“Do you have to fight about everything?” a friend asked in an unfriendly voice. We were talking about Lindsay’s proposed roundabout at Hermosa and Westwood, adjacent to Jefferson School and half a block from the entrances to the Olive Tree Plaza. “I wish I didn’t,” is what I wish I had answered her.
I’ve got a thing against fighting. Most of us do. I got mine from my small-town mother, who abhors fighting in general and understands the underside of the silent class wars that go on in small towns. Better to go along and be friendly or at least not noticed, because standing out can make you an outsider fast.
But a small handful of Lindsay residents, most of them lifetime members, got up the gumption to gather signatures on a petition against this project. They gathered over 800 names in four days, 300 more people than voted in the last election. They overcame their fears about fighting city hall, motivated by concerns about the negative impacts of this project. I think more of us need to join them.
At the next City Council meeting, Jan. 23rd (which begins at 6 p.m.), the staff will address some of the questions raised at the public hearing on Jan. 9th as well as some raised at the public information meeting Jan. 4th. The Council then will decide whether to approve the environmental document prepared by the city planning department, a requirement of CEQA (California Environmental Quality Act.) This is the only point where citizen input has to be considered. After that, the Council is free to approve the plan regardless what the public thinks or feels about it.

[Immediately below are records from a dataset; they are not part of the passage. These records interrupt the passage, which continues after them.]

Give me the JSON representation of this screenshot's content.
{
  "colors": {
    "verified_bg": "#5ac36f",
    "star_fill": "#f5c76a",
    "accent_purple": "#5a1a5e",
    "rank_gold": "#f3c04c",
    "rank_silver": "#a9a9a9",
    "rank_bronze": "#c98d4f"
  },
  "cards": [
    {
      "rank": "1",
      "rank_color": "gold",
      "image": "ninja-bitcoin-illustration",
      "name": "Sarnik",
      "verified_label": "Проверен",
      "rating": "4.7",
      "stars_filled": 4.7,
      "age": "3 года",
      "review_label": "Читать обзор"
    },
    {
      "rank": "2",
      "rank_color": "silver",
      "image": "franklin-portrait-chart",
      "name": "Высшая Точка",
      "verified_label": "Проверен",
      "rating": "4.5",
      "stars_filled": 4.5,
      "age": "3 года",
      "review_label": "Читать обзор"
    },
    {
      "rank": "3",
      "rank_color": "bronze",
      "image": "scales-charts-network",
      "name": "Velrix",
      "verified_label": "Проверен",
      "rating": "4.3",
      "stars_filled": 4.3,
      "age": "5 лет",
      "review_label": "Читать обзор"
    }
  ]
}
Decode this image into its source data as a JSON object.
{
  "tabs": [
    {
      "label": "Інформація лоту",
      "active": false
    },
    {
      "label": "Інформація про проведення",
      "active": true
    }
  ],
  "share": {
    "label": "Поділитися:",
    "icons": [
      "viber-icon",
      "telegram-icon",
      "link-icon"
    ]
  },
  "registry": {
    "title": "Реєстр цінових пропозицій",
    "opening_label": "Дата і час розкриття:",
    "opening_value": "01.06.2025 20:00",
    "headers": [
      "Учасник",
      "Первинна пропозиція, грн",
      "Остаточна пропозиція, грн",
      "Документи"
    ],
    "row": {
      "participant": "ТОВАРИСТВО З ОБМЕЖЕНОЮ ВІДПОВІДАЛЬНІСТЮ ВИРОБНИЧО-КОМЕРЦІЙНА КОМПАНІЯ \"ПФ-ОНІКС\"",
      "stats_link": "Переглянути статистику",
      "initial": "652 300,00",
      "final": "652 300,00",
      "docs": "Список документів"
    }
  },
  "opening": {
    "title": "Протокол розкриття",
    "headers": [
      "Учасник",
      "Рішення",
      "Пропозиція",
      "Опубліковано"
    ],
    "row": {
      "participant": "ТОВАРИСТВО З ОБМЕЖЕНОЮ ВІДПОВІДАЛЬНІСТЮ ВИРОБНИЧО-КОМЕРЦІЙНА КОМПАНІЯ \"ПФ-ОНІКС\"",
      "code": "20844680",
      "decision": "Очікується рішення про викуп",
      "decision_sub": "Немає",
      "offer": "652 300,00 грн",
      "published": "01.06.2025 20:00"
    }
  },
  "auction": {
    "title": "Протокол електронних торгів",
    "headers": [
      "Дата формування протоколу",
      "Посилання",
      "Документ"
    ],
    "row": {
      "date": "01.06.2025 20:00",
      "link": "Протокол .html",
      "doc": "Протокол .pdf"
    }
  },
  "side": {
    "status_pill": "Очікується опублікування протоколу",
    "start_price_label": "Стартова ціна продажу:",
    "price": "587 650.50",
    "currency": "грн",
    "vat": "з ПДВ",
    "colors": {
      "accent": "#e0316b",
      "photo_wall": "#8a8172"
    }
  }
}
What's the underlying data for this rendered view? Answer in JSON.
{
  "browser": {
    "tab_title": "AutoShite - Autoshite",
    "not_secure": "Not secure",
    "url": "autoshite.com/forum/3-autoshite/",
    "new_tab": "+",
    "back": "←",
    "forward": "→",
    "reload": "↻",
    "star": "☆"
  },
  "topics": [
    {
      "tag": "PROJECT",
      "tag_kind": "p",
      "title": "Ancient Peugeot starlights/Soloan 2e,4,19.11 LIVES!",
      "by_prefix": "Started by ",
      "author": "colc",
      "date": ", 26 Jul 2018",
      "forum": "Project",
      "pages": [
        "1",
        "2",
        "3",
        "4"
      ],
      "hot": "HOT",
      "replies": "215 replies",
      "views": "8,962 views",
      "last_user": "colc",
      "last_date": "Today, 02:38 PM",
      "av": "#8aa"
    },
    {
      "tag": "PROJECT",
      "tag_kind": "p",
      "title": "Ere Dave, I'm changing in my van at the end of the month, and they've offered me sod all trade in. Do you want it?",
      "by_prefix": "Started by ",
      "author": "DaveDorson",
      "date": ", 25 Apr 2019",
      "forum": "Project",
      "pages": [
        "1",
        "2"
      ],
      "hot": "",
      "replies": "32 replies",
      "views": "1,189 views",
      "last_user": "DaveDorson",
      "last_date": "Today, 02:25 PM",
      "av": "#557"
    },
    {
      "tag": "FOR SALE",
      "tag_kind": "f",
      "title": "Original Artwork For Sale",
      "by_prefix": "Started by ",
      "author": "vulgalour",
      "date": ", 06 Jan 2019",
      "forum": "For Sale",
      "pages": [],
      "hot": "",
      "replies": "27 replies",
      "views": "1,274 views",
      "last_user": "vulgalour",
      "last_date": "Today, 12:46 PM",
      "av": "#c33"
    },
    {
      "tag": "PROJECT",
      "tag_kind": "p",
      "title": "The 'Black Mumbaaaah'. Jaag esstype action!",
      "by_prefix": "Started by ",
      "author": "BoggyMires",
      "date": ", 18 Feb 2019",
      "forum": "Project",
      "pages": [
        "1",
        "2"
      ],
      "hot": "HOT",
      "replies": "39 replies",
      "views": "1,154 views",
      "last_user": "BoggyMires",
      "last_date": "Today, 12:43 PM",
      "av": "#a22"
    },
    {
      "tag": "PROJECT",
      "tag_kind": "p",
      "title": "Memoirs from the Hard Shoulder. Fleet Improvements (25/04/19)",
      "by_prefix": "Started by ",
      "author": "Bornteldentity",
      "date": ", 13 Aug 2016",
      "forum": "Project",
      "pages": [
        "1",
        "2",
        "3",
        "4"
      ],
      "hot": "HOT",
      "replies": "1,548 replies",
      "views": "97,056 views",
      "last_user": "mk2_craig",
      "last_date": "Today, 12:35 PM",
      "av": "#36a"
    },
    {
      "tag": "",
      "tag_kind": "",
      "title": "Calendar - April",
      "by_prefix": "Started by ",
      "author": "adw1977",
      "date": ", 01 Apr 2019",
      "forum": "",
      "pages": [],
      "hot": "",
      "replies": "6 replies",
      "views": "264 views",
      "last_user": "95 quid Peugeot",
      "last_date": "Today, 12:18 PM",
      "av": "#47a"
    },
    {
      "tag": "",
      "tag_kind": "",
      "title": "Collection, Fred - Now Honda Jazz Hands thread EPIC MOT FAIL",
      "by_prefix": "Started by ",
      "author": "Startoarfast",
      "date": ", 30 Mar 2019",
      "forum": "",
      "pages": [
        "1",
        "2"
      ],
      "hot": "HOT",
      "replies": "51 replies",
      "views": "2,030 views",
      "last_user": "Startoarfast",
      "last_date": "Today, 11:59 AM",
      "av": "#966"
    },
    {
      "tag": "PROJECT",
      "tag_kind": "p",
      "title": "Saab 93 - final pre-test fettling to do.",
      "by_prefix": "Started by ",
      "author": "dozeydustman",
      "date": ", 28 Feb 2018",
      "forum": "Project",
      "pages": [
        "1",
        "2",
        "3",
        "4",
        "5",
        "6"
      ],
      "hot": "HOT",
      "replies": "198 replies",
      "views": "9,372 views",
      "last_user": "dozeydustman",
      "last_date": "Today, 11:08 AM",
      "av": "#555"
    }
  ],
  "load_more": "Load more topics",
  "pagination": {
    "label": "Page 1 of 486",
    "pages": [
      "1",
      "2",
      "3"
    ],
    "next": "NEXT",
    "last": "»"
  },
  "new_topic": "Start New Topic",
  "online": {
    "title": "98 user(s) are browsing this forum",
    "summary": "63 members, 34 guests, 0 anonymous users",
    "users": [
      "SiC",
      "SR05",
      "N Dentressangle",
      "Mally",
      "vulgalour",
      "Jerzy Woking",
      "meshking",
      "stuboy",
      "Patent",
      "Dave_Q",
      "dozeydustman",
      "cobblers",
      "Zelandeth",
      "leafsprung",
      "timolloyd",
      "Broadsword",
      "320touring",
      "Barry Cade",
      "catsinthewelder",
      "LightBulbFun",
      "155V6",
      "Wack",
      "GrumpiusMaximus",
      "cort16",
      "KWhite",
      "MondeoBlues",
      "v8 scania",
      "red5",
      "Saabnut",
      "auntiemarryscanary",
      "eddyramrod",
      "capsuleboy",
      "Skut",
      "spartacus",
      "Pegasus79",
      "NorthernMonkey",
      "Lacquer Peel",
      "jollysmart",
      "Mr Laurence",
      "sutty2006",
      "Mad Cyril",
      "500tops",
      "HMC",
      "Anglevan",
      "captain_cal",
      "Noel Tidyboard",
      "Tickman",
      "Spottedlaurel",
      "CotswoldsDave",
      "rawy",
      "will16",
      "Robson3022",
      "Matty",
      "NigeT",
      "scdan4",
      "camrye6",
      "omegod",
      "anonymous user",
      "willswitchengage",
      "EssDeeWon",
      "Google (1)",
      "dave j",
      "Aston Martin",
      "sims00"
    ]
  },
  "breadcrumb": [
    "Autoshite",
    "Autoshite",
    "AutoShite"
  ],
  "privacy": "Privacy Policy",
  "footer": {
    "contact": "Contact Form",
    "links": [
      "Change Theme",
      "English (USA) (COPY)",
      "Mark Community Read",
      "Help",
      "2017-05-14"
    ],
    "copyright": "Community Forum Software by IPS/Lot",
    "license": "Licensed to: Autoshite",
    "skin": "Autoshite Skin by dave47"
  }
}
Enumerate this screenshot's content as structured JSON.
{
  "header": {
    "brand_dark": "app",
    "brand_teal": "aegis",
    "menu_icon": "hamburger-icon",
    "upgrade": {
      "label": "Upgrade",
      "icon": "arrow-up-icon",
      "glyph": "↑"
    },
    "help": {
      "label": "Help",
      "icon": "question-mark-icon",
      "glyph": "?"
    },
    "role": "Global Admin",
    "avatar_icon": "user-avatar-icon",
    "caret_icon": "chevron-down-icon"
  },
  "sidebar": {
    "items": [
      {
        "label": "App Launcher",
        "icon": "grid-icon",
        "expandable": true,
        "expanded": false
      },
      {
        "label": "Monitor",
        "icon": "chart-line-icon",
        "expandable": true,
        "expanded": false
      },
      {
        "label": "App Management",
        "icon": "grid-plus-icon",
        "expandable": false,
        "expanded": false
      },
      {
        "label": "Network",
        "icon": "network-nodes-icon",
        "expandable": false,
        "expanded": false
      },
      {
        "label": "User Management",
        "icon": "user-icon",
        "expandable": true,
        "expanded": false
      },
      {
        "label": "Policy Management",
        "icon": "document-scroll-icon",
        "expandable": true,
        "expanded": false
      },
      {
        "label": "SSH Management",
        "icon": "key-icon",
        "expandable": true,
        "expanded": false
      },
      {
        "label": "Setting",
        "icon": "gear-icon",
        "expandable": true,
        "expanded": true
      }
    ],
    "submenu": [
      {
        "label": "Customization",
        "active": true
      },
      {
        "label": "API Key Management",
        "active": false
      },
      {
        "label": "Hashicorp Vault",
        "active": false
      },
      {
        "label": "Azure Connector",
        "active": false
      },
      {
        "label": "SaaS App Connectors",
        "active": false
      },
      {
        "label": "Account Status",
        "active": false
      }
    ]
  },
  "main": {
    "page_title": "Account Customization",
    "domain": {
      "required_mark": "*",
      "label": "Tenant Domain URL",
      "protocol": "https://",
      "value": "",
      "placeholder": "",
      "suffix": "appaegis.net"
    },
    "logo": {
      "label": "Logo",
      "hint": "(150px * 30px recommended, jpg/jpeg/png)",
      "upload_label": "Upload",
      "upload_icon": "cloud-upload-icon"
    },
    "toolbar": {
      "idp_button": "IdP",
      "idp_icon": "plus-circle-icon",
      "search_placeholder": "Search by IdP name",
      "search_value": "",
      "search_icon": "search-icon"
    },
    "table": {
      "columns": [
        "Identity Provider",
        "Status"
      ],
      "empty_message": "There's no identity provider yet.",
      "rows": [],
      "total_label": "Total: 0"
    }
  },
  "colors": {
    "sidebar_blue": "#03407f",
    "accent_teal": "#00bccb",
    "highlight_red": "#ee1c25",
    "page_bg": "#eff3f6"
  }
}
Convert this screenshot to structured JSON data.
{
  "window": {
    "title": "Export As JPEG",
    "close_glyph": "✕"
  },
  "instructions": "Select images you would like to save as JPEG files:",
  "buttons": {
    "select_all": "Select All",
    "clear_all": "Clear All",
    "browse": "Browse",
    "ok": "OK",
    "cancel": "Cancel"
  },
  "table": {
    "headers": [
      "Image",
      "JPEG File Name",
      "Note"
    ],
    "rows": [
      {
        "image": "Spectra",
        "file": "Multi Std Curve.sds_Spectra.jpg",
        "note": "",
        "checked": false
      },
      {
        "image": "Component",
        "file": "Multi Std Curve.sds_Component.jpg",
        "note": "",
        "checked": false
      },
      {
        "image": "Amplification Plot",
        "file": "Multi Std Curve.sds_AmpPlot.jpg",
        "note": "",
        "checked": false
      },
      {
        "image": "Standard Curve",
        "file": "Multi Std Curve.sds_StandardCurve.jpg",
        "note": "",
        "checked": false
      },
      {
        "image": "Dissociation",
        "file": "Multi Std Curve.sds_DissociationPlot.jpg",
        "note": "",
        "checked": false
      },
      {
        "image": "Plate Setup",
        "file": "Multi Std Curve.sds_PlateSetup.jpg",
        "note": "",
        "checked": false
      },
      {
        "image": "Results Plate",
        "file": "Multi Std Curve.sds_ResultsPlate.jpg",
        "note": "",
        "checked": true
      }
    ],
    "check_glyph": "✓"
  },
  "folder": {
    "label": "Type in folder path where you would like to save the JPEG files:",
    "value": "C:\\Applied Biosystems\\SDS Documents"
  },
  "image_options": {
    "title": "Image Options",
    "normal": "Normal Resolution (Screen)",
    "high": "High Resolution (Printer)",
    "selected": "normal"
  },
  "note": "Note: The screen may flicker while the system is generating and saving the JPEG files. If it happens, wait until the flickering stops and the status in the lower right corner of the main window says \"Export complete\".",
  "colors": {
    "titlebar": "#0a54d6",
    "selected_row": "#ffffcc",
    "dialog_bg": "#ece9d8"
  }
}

There are genuine defects in the environmental document. With the aid of experts in the fields of traffic engineering and design, the San Joaquin Valley Environmental Defense Center will address technical flaws in the report. What is really absent, however, is public participation and a public vision of the town’s future.
There’s a song by the Milk Carton Kids called “The Ash and Clay” which pertains to our situation. I first heard it at the end of a movie about a rural community that nearly fell prey to a corporation seeking to drill natural gas wells through their aquifer, potentially contaminating their only source of water. Many in the community wanted the leases as a way to survive financially in an area whose economic base was waning. A few fighters struggled against both the corporation and the general community’s fears of repercussions, and I thought the film represented well the struggle of public resources and community well-being. Some lines from the song, however, capture this moment perfectly:
“I know we want what’s best for us – I know it has to come at a price; I also know the trouble that you find when you stop being nice. You look around you one day; what you once knew didn’t stay…. Come on home before the girls are grown, come on home to fight.”
Come be part of the solution Tuesday night, Lindsay City Council chambers, 6 p.m.
Trudy Wischemann is a small-town researcher who always has a song in her head. You can send her your thoughts about our roundabouts c/o P.O. Box 1374, Lindsay CA 93247 or visit www.trudysnotesfromhome.blogspot.com and leave a comment there.
This column is not a news article but the opinion of the writer and does not reflect the views of The Foothills Sun-Gazette newspaper.